Gerbera daisies are a flower native to South Africa and resemble the common daisy grown in many gardens in the United States but have broader petals with a larger center, usually in the same color as the petals are but may have variations depending on the actual color of the flower. Gerbera daisies come in yellow, orange, pink, red and white. As a cut flower, these daisies can really brighten up a room and make a beautiful dining room table centerpiece. As an indoor plant, gerberas can be beautiful, which can also be cut in a certain way so the plant continues to blossom during its growth span.
Growing the Gerbera Daisy
Gerbera daisies are best grown indoors in zones 3 to 6 where they can be kept warm during the colder nights of the fall and winter season. Because the flower is native to Africa, gerberas require a room temperature of 70 to 75 degrees Fahrenheit. If the temperature drops too low, the plant may die. Keep the plant's soil moist and remove any dead leaves when it blossoms. Gerberas like a lot of sunlight, so they are best placed near a picture or bay window where they can receive adequate sunlight.
Cutting the Gerbera Daisy
The gerbera can be cut at mid-length if the stems are long enough. The plant, if it gets too big and unmanageable for its indoor pot, can have the last of its flowers appreciated as a cut flower. Simply remove the flowers, allowing long enough stems for a vase to remain. Cut the stems at an angle to allow the water to enter the stems when they are in the vase.
Water for the Vase
Gerbera daisies benefit the best from filtered water versus regular tap water. Water that is too heavy in minerals will cause the flower to wilt and die too quickly. Filtered water that is of room temperature is best for this flower. Add a flower preservative that can be obtained from a florist, or one that is homemade that includes bleach and white vinegar diluted in water. The preservative will help this flower last longer.

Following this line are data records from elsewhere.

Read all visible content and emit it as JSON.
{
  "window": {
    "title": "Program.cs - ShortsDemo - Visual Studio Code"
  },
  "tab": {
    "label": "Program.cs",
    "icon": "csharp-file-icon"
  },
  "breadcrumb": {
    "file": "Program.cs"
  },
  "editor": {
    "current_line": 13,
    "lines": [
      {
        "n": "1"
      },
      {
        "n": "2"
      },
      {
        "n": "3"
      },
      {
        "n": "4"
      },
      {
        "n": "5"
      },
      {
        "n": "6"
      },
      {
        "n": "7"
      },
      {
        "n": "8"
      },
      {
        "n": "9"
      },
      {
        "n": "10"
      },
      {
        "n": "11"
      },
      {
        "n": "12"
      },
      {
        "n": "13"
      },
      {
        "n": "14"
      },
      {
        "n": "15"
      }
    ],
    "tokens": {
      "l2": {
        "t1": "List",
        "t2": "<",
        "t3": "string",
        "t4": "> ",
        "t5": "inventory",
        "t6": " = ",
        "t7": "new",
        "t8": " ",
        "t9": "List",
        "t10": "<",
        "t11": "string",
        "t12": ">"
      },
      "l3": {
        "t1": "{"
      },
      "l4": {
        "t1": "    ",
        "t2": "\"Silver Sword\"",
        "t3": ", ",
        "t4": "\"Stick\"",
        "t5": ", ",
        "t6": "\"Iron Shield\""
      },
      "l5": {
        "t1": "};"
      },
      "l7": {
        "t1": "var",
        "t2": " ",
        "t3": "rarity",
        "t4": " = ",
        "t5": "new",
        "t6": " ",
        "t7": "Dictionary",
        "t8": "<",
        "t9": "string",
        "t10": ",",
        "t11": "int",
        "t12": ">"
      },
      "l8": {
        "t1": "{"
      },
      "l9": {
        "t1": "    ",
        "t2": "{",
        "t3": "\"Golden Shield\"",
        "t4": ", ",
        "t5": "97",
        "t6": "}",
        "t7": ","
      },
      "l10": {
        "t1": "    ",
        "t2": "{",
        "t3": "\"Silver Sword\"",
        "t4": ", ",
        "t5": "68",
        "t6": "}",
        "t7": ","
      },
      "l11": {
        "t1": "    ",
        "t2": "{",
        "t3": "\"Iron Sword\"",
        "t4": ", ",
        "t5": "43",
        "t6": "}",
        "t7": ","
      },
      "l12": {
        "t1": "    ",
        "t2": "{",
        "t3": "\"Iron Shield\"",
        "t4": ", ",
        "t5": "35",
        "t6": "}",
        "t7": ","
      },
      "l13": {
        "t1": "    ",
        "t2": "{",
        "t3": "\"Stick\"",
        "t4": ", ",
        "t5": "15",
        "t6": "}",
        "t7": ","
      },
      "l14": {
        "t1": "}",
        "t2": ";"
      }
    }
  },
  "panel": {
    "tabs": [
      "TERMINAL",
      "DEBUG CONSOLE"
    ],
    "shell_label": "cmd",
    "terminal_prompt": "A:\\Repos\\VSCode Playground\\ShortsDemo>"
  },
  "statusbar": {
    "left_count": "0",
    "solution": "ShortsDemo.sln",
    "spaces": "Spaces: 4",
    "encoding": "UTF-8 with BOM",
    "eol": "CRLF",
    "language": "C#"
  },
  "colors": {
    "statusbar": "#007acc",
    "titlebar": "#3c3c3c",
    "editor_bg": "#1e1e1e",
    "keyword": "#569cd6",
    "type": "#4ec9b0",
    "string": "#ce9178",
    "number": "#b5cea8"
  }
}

Preparing the Gerbera Flowers for the Vase
Remove from the stems any leaves that would fall below the water level. Wet leaves will turn the water sour and affect the life span of the cut flowers. Because the stems of the gerbera daisies can be soft, they can be supported with floral wire. Place a strand of green floral wire near the flower blossoms so that they do not droop over. Gently wrap around the stems, but not too tightly so the flowers are cut off. Twist the ends of the wire and cut off the ends. If necessary, the wire can be adjusted each time the water needs changing.
Changing the Water and Preserving the Gerbera
As with other cut flowers, the water for the gerbera needs to be checked regularly. Change the water every 2 days and trim down the bottom of the stems of the flowers at 1", always at an angle. Remove any dead flowers and leaves on the cut stems. Each time the water is changed, add a bit more of the cut flower preservative. The cut gerbera flowers will look healthy so long as they are cared for on a regular basis.